* _GOAL OF THE EXERCISE_
Where an image appears, leave it out; otherwise repeat the data exactly.

* _LISTED RECORDS_

☆ ☆ ☆

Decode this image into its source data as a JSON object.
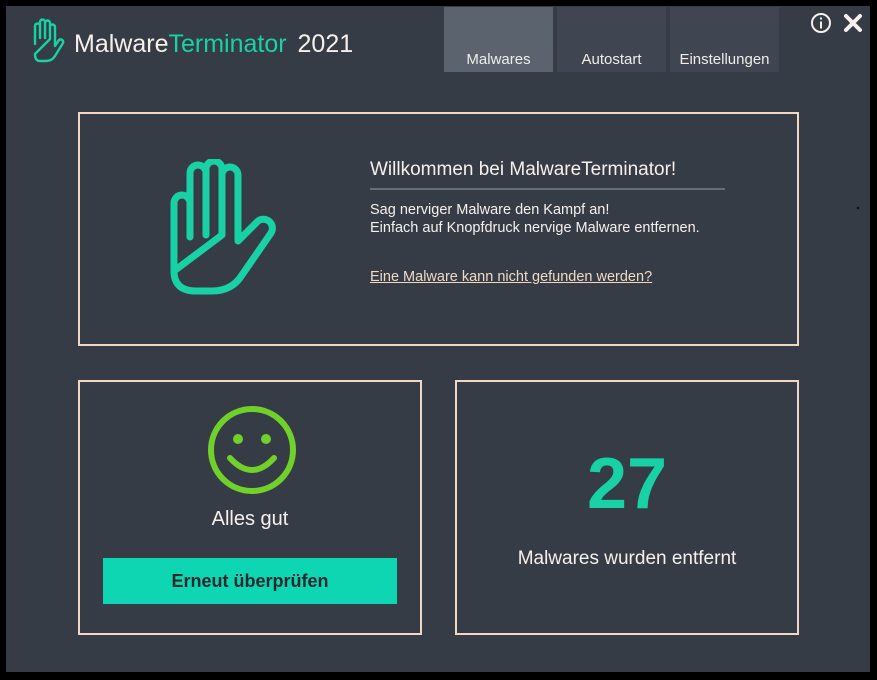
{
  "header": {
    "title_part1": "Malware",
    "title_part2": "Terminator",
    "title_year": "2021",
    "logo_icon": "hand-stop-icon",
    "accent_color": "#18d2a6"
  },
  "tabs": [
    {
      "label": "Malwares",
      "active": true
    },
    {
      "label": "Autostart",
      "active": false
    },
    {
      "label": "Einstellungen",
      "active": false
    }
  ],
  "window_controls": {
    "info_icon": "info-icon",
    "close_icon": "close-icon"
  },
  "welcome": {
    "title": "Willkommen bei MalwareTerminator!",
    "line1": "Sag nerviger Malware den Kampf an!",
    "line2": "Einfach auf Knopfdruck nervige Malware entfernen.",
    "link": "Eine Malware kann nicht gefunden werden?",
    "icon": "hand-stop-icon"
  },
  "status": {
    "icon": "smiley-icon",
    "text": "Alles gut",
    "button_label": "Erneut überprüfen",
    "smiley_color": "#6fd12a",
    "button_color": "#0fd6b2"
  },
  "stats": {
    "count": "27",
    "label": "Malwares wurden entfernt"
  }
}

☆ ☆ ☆

* _RESPONSE TO THIS TASK_
Decode this image into its source data as a JSON object.
{
  "header": {
    "title_part1": "Malware",
    "title_part2": "Terminator",
    "title_year": "2021",
    "logo_icon": "hand-stop-icon",
    "accent_color": "#18d2a6"
  },
  "tabs": [
    {
      "label": "Malwares",
      "active": true
    },
    {
      "label": "Autostart",
      "active": false
    },
    {
      "label": "Einstellungen",
      "active": false
    }
  ],
  "window_controls": {
    "info_icon": "info-icon",
    "close_icon": "close-icon"
  },
  "welcome": {
    "title": "Willkommen bei MalwareTerminator!",
    "line1": "Sag nerviger Malware den Kampf an!",
    "line2": "Einfach auf Knopfdruck nervige Malware entfernen.",
    "link": "Eine Malware kann nicht gefunden werden?",
    "icon": "hand-stop-icon"
  },
  "status": {
    "icon": "smiley-icon",
    "text": "Alles gut",
    "button_label": "Erneut überprüfen",
    "smiley_color": "#6fd12a",
    "button_color": "#0fd6b2"
  },
  "stats": {
    "count": "27",
    "label": "Malwares wurden entfernt"
  }
}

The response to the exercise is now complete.